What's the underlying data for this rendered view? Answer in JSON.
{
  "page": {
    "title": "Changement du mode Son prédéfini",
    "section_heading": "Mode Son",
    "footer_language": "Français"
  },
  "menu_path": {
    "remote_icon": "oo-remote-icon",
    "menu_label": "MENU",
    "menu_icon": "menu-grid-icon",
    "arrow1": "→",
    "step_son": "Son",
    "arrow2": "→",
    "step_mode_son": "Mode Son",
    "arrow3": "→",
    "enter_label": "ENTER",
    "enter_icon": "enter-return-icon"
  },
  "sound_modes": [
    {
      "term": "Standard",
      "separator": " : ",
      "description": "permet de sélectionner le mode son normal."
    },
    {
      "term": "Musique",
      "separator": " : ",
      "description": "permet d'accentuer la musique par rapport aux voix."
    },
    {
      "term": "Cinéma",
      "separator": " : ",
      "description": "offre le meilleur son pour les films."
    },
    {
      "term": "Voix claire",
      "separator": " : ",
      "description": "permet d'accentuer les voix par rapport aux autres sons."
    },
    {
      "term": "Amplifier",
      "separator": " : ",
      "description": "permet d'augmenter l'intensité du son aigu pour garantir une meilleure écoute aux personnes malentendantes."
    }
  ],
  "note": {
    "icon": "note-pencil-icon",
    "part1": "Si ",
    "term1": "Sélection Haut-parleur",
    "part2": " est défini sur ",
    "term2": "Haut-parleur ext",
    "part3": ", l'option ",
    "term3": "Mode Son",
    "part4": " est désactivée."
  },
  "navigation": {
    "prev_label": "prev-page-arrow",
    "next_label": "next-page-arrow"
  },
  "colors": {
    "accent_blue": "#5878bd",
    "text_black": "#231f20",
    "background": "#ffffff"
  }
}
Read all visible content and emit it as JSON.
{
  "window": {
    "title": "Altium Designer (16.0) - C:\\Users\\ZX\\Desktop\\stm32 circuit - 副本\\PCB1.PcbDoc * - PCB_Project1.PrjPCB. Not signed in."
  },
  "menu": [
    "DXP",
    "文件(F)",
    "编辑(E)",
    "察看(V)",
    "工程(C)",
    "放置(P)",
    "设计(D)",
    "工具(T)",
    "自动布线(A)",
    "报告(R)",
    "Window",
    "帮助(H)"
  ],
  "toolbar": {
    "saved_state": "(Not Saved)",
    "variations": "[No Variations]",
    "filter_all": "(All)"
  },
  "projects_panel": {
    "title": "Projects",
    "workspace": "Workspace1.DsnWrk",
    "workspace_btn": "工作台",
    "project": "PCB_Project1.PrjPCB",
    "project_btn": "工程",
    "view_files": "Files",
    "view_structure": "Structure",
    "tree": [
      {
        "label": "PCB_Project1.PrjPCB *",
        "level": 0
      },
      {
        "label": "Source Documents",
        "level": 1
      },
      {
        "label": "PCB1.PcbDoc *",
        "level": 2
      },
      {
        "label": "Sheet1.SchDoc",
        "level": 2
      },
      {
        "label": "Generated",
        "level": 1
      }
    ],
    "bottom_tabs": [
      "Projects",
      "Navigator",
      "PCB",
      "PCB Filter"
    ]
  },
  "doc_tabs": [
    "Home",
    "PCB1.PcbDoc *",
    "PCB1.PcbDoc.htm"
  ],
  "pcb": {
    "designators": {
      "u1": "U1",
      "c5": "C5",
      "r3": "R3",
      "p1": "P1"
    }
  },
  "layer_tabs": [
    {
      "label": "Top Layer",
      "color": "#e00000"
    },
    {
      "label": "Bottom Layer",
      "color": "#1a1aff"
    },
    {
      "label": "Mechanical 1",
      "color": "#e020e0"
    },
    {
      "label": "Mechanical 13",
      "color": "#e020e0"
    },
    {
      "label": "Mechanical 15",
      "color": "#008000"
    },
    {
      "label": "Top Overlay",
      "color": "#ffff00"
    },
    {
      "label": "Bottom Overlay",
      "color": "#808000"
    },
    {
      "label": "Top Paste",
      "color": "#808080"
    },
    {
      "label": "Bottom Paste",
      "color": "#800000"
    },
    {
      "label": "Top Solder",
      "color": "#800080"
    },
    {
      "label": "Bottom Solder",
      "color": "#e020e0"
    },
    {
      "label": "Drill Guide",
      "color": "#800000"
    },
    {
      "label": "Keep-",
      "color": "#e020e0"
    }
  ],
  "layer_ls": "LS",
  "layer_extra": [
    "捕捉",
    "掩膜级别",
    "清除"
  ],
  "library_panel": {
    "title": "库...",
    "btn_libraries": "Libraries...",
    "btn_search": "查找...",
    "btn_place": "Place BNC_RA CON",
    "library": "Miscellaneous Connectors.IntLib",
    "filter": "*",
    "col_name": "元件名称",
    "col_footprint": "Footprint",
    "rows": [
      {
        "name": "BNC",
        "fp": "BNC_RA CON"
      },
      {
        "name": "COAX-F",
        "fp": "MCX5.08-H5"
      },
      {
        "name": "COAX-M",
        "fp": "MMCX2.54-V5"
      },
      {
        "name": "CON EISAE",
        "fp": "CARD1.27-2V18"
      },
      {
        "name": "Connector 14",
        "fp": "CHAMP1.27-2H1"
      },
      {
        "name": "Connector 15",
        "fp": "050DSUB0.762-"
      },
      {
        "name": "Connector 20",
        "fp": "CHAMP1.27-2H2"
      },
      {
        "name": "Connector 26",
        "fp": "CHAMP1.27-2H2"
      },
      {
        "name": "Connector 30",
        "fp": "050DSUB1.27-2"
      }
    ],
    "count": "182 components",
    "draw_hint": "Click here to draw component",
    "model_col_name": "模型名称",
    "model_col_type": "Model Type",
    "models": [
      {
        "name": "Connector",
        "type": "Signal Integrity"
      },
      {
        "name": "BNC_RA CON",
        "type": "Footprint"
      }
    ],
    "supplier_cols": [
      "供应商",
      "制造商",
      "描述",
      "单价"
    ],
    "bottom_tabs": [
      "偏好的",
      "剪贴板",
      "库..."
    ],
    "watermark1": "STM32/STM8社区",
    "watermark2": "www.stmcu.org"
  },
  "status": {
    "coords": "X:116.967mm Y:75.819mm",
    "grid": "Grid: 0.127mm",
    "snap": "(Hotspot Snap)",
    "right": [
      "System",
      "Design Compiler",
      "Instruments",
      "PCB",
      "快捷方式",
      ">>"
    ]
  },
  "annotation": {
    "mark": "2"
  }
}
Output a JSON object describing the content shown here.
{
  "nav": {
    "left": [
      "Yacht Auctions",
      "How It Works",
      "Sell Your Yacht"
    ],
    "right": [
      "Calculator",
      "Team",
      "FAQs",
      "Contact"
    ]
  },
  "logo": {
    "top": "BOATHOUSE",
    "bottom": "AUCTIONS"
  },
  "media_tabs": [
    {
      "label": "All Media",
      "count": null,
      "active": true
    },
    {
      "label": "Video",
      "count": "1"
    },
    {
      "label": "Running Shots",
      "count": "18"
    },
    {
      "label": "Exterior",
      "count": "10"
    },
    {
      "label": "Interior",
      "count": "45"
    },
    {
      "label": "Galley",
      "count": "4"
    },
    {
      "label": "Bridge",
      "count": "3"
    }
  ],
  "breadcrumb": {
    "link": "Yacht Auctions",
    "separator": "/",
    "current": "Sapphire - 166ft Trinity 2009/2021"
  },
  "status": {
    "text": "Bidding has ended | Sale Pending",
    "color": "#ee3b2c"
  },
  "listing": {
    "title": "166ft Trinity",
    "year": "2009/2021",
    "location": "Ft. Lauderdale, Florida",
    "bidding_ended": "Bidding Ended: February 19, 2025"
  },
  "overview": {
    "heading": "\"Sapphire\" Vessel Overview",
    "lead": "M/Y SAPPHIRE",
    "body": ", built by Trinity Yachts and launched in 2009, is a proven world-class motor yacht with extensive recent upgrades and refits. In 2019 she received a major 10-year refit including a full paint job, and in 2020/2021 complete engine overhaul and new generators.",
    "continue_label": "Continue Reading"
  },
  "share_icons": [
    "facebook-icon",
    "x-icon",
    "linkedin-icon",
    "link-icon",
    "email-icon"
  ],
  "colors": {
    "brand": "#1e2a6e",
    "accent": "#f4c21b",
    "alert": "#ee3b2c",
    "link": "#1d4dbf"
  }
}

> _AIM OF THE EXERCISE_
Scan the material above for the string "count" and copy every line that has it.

> _EXERCISE RESULT_
    "count": "182 components",
      "count": null,
      "count": "1"
      "count": "18"
      "count": "10"
      "count": "45"
      "count": "4"
      "count": "3"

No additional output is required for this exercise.